**PROBLEM STATEMENT**
Look over the listing below and say how many of its lines include the string "ligands"; give no more than that number.

========================================================================

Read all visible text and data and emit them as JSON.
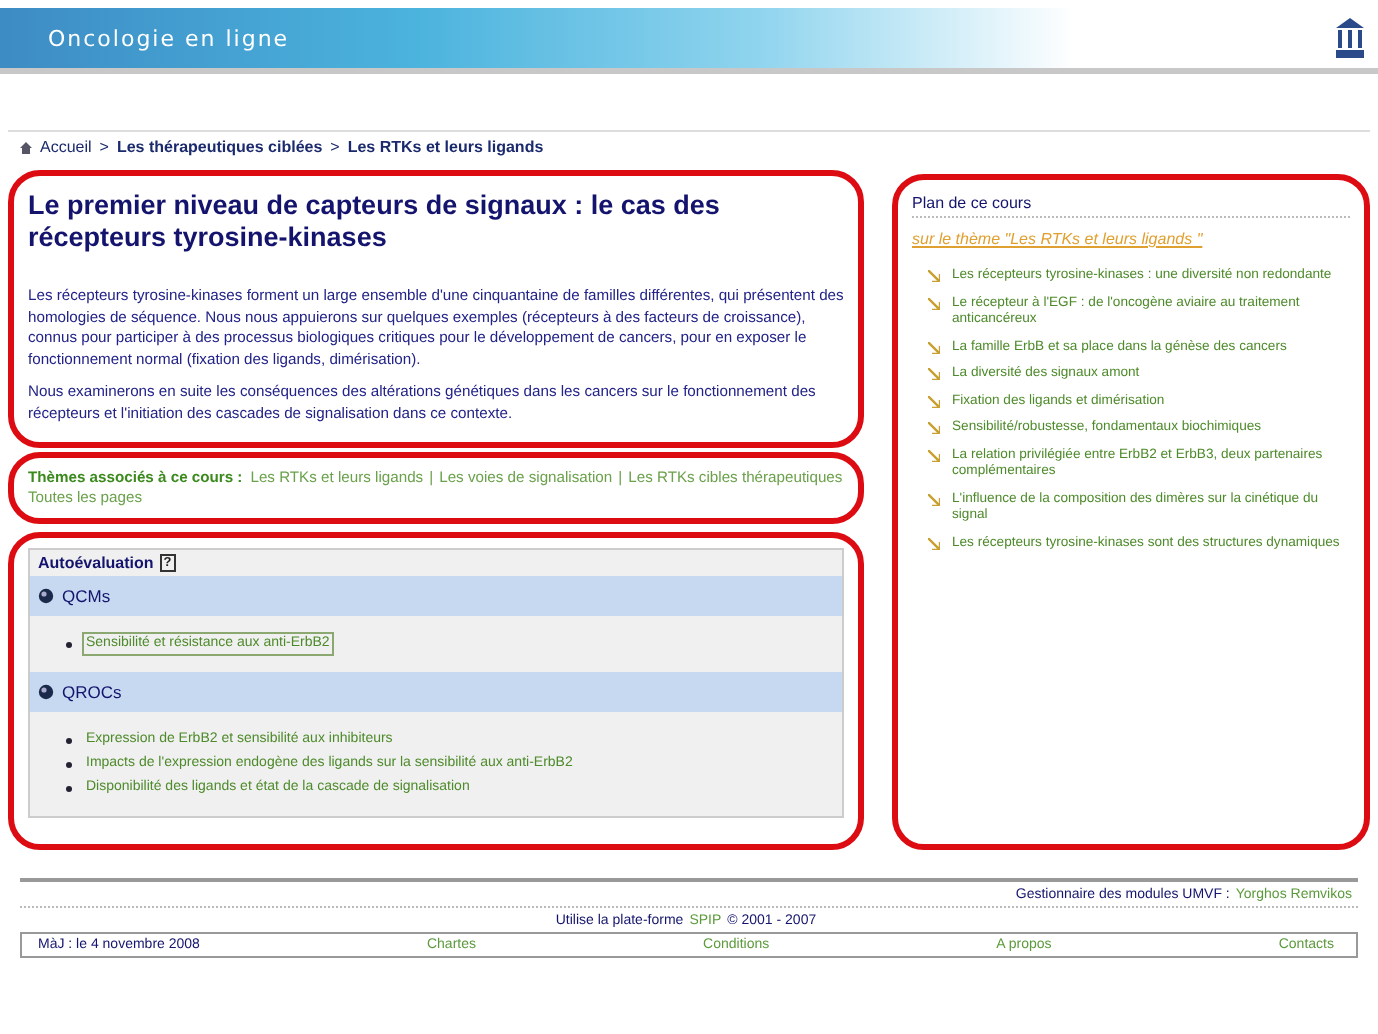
{
  "header": {
    "title": "Oncologie en ligne"
  },
  "breadcrumb": {
    "separator": ">",
    "items": [
      {
        "label": "Accueil"
      },
      {
        "label": "Les thérapeutiques ciblées"
      },
      {
        "label": "Les RTKs et leurs ligands"
      }
    ]
  },
  "article": {
    "title": "Le premier niveau de capteurs de signaux : le cas des récepteurs tyrosine-kinases",
    "paragraphs": [
      "Les récepteurs tyrosine-kinases forment un large ensemble d'une cinquantaine de familles différentes, qui présentent des homologies de séquence. Nous nous appuierons sur quelques exemples (récepteurs à des facteurs de croissance), connus pour participer à des processus biologiques critiques pour le développement de cancers, pour en exposer le fonctionnement normal (fixation des ligands, dimérisation).",
      "Nous examinerons en suite les conséquences des altérations génétiques dans les cancers sur le fonctionnement des récepteurs et l'initiation des cascades de signalisation dans ce contexte."
    ]
  },
  "themes": {
    "label": "Thèmes associés à ce cours :",
    "separator": "|",
    "links": [
      "Les RTKs et leurs ligands",
      "Les voies de signalisation",
      "Les RTKs cibles thérapeutiques"
    ],
    "more": "Toutes les pages"
  },
  "self_assessment": {
    "title": "Autoévaluation",
    "help": "?",
    "sections": [
      {
        "title": "QCMs",
        "items": [
          {
            "label": "Sensibilité et résistance aux anti-ErbB2",
            "selected": true
          }
        ]
      },
      {
        "title": "QROCs",
        "items": [
          {
            "label": "Expression de ErbB2 et sensibilité aux inhibiteurs",
            "selected": false
          },
          {
            "label": "Impacts de l'expression endogène des ligands sur la sensibilité aux anti-ErbB2",
            "selected": false
          },
          {
            "label": "Disponibilité des ligands et état de la cascade de signalisation",
            "selected": false
          }
        ]
      }
    ]
  },
  "plan": {
    "title": "Plan de ce cours",
    "theme": "sur le thème \"Les RTKs et leurs ligands \"",
    "items": [
      "Les récepteurs tyrosine-kinases : une diversité non redondante",
      "Le récepteur à l'EGF : de l'oncogène aviaire au traitement anticancéreux",
      "La famille ErbB et sa place dans la génèse des cancers",
      "La diversité des signaux amont",
      "Fixation des ligands et dimérisation",
      "Sensibilité/robustesse, fondamentaux biochimiques",
      "La relation privilégiée entre ErbB2 et ErbB3, deux partenaires complémentaires",
      "L'influence de la composition des dimères sur la cinétique du signal",
      "Les récepteurs tyrosine-kinases sont des structures dynamiques"
    ]
  },
  "footer": {
    "manager_label": "Gestionnaire des modules UMVF :",
    "manager": "Yorghos Remvikos",
    "platform_prefix": "Utilise la plate-forme",
    "platform": "SPIP",
    "platform_suffix": "© 2001 - 2007",
    "updated": "MàJ : le 4 novembre 2008",
    "links": [
      "Chartes",
      "Conditions",
      "A propos",
      "Contacts"
    ]
  }
}
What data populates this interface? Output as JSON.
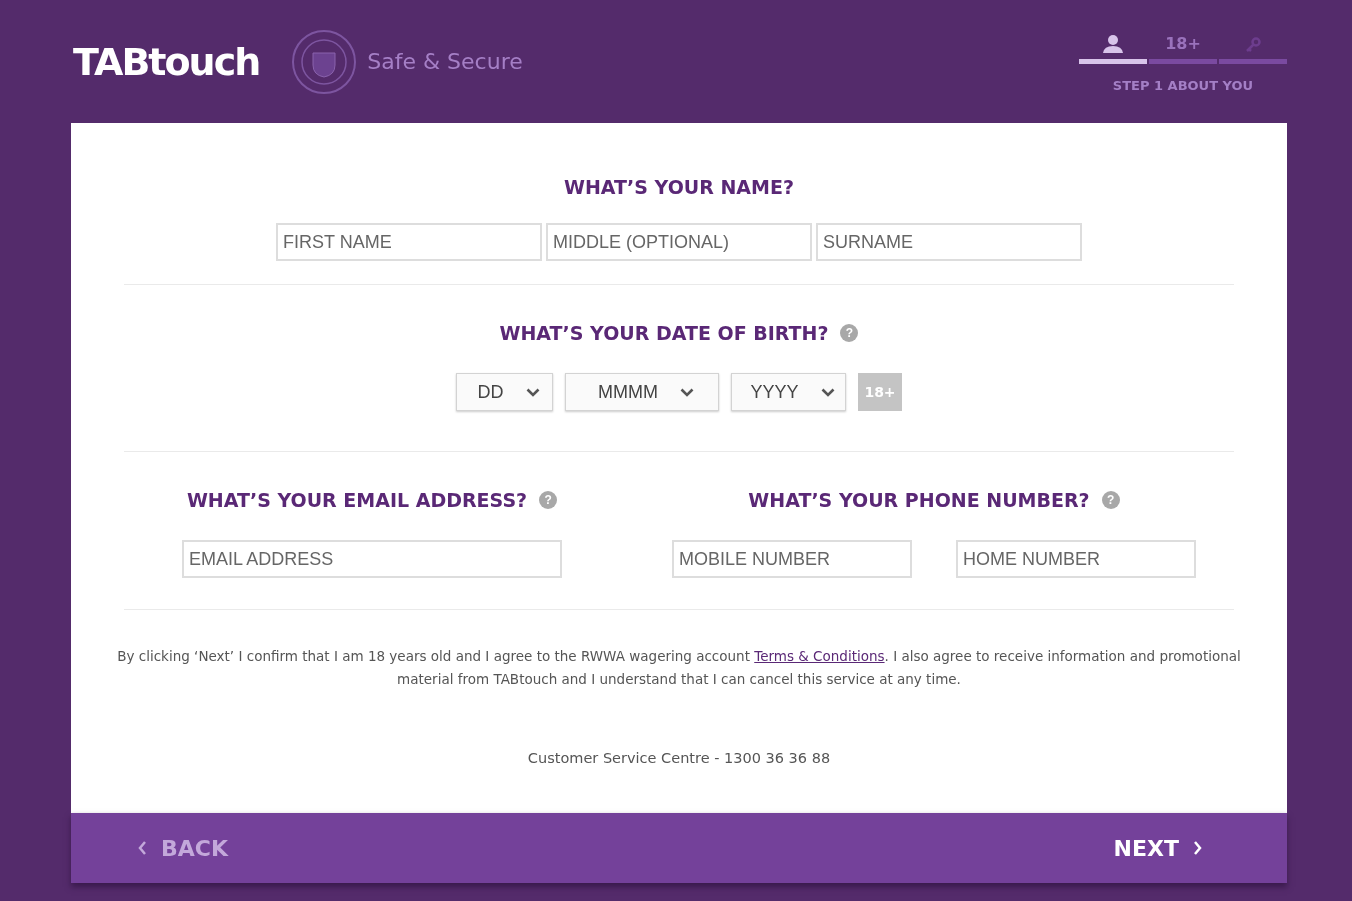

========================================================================

**RESPONSE TO THIS EXERCISE**
7